§ **Your objective**
Which lines of the entries hold the string "JSON"? Copy each one.

══ Task inputs

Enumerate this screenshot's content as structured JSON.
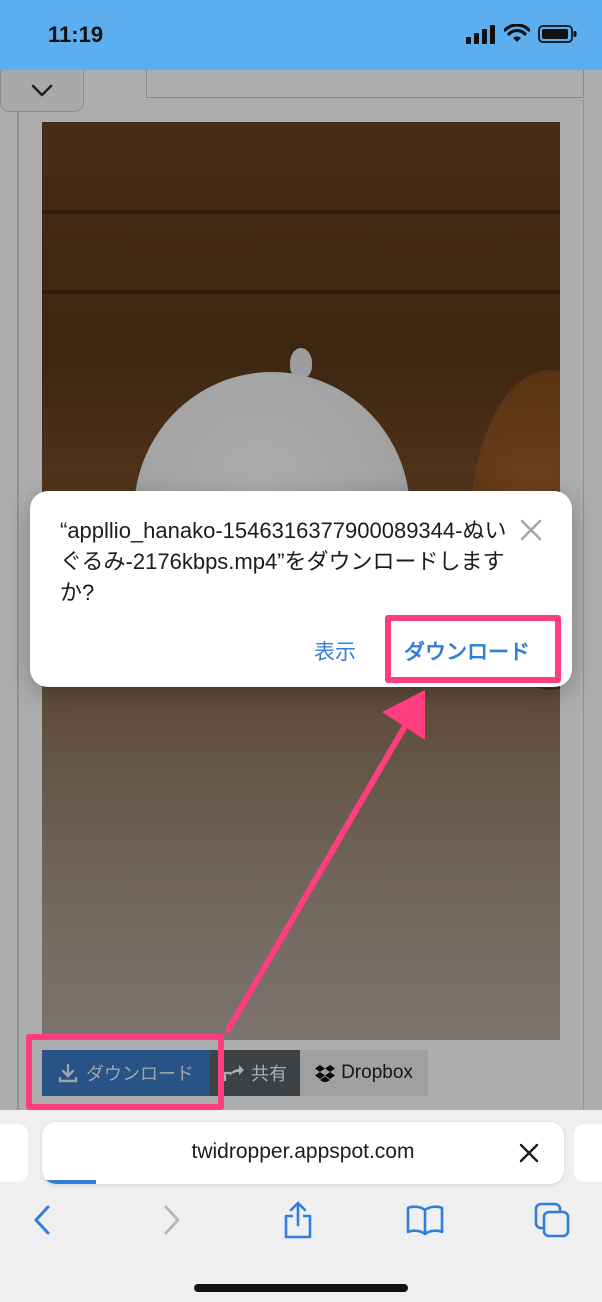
{
  "status_bar": {
    "time": "11:19"
  },
  "page": {
    "download_button": "ダウンロード",
    "share_button": "共有",
    "dropbox_button": "Dropbox"
  },
  "dialog": {
    "message": "“appllio_hanako-1546316377900089344-ぬいぐるみ-2176kbps.mp4”をダウンロードしますか?",
    "view_button": "表示",
    "download_button": "ダウンロード"
  },
  "safari": {
    "url": "twidropper.appspot.com"
  },
  "colors": {
    "status_bar": "#5daeee",
    "ios_blue": "#2f7fd8",
    "highlight": "#ff3d7f",
    "download_btn": "#3a7bc8"
  }
}
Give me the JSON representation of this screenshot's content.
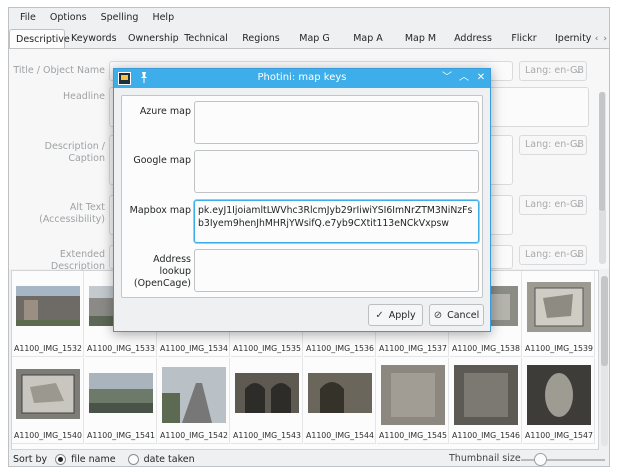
{
  "menubar": {
    "items": [
      "File",
      "Options",
      "Spelling",
      "Help"
    ]
  },
  "tabs": [
    "Descriptive",
    "Keywords",
    "Ownership",
    "Technical",
    "Regions",
    "Map G",
    "Map A",
    "Map M",
    "Address",
    "Flickr",
    "Ipernity"
  ],
  "tab_arrows": {
    "left": "‹",
    "right": "›"
  },
  "form": {
    "fields": [
      {
        "label": "Title / Object Name",
        "lang": "Lang: en-GB"
      },
      {
        "label": "Headline",
        "lang": ""
      },
      {
        "label": "Description / Caption",
        "lang": "Lang: en-GB"
      },
      {
        "label": "Alt Text\n(Accessibility)",
        "lang": "Lang: en-GB"
      },
      {
        "label": "Extended Description\n(Accessibility)",
        "lang": "Lang: en-GB"
      }
    ]
  },
  "thumbnails": [
    "A1100_IMG_1532",
    "A1100_IMG_1533",
    "A1100_IMG_1534",
    "A1100_IMG_1535",
    "A1100_IMG_1536",
    "A1100_IMG_1537",
    "A1100_IMG_1538",
    "A1100_IMG_1539",
    "A1100_IMG_1540",
    "A1100_IMG_1541",
    "A1100_IMG_1542",
    "A1100_IMG_1543",
    "A1100_IMG_1544",
    "A1100_IMG_1545",
    "A1100_IMG_1546",
    "A1100_IMG_1547"
  ],
  "bottom": {
    "sort_label": "Sort by",
    "opt_filename": "file name",
    "opt_date": "date taken",
    "size_label": "Thumbnail size",
    "selected_sort": "file name"
  },
  "dialog": {
    "title": "Photini: map keys",
    "title_icons": {
      "minimize": "﹀",
      "maximize": "︿",
      "close": "✕"
    },
    "fields": [
      {
        "label": "Azure map",
        "value": ""
      },
      {
        "label": "Google map",
        "value": ""
      },
      {
        "label": "Mapbox map",
        "value": "pk.eyJ1IjoiamltLWVhc3RlcmJyb29rIiwiYSI6ImNrZTM3NiNzFsb3Iyem9henJhMHRjYWsifQ.e7yb9CXtit113eNCkVxpsw"
      },
      {
        "label": "Address lookup\n(OpenCage)",
        "value": ""
      }
    ],
    "apply_label": "Apply",
    "cancel_label": "Cancel"
  },
  "colors": {
    "accent": "#3daee9",
    "window_bg": "#eff0f1",
    "dimmed_text": "#9fa2a4"
  },
  "icons": [
    "app-icon",
    "pin-icon",
    "minimize-icon",
    "maximize-icon",
    "close-icon",
    "checkmark-icon",
    "cancel-icon",
    "chevron-down-icon"
  ]
}
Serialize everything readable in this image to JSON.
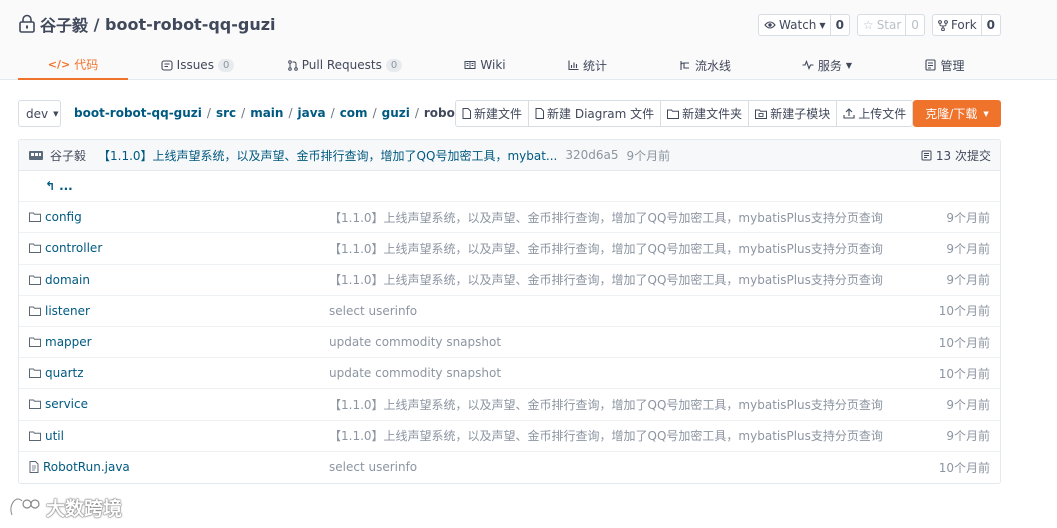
{
  "repo": {
    "owner": "谷子毅",
    "separator": " / ",
    "name": "boot-robot-qq-guzi"
  },
  "actions": {
    "watch": {
      "label": "Watch",
      "count": "0"
    },
    "star": {
      "label": "Star",
      "count": "0"
    },
    "fork": {
      "label": "Fork",
      "count": "0"
    }
  },
  "tabs": [
    {
      "label": "代码",
      "icon": "code-icon"
    },
    {
      "label": "Issues",
      "badge": "0",
      "icon": "issue-icon"
    },
    {
      "label": "Pull Requests",
      "badge": "0",
      "icon": "pull-request-icon"
    },
    {
      "label": "Wiki",
      "icon": "book-icon"
    },
    {
      "label": "统计",
      "icon": "bar-chart-icon"
    },
    {
      "label": "流水线",
      "icon": "pipeline-icon"
    },
    {
      "label": "服务",
      "icon": "pulse-icon"
    },
    {
      "label": "管理",
      "icon": "settings-doc-icon"
    }
  ],
  "branch": {
    "name": "dev"
  },
  "breadcrumb": {
    "repo": "boot-robot-qq-guzi",
    "parts": [
      "src",
      "main",
      "java",
      "com",
      "guzi"
    ],
    "current": "robot"
  },
  "toolbar": {
    "new_file": "新建文件",
    "new_diagram": "新建 Diagram 文件",
    "new_folder": "新建文件夹",
    "new_submodule": "新建子模块",
    "upload": "上传文件",
    "clone": "克隆/下载"
  },
  "latest_commit": {
    "author": "谷子毅",
    "message": "【1.1.0】上线声望系统，以及声望、金币排行查询，增加了QQ号加密工具，mybat...",
    "sha": "320d6a5",
    "time": "9个月前",
    "commits": "13 次提交"
  },
  "up_link": "...",
  "files": [
    {
      "name": "config",
      "type": "folder",
      "message": "【1.1.0】上线声望系统，以及声望、金币排行查询，增加了QQ号加密工具，mybatisPlus支持分页查询",
      "time": "9个月前"
    },
    {
      "name": "controller",
      "type": "folder",
      "message": "【1.1.0】上线声望系统，以及声望、金币排行查询，增加了QQ号加密工具，mybatisPlus支持分页查询",
      "time": "9个月前"
    },
    {
      "name": "domain",
      "type": "folder",
      "message": "【1.1.0】上线声望系统，以及声望、金币排行查询，增加了QQ号加密工具，mybatisPlus支持分页查询",
      "time": "9个月前"
    },
    {
      "name": "listener",
      "type": "folder",
      "message": "select userinfo",
      "time": "10个月前"
    },
    {
      "name": "mapper",
      "type": "folder",
      "message": "update commodity snapshot",
      "time": "10个月前"
    },
    {
      "name": "quartz",
      "type": "folder",
      "message": "update commodity snapshot",
      "time": "10个月前"
    },
    {
      "name": "service",
      "type": "folder",
      "message": "【1.1.0】上线声望系统，以及声望、金币排行查询，增加了QQ号加密工具，mybatisPlus支持分页查询",
      "time": "9个月前"
    },
    {
      "name": "util",
      "type": "folder",
      "message": "【1.1.0】上线声望系统，以及声望、金币排行查询，增加了QQ号加密工具，mybatisPlus支持分页查询",
      "time": "9个月前"
    },
    {
      "name": "RobotRun.java",
      "type": "file",
      "message": "select userinfo",
      "time": "10个月前"
    }
  ],
  "watermark": {
    "text": "大数跨境"
  },
  "colors": {
    "accent": "#f0732c",
    "link": "#005980",
    "muted": "#8c95a1",
    "text": "#40485b"
  }
}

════

§ **Solution to the problem**
Enumerate this screenshot's content as structured JSON.
Give me the JSON representation of this screenshot's content.
Serialize everything readable in this image to JSON.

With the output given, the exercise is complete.